TASK GOAL — The answer must be a single number: how many lines in the entries below contain the word "placeholder".
[Opening DATA RECORDS section]
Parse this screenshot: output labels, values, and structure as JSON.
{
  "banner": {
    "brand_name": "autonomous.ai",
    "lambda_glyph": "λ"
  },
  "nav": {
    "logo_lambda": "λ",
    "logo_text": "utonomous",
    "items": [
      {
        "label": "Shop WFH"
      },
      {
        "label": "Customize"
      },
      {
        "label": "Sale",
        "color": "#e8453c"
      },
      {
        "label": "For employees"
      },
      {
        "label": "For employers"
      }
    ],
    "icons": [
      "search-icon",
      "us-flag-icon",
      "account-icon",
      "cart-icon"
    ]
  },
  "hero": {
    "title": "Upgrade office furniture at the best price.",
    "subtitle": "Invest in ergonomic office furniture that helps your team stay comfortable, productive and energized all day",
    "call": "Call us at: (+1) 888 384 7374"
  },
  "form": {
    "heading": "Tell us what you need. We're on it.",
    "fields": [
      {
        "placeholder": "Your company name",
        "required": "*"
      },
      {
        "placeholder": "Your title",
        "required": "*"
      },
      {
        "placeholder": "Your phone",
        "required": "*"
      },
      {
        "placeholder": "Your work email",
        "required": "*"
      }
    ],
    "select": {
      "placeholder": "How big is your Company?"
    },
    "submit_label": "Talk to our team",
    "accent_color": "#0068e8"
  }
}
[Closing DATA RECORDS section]
SOLUTION FOR THIS TASK — 5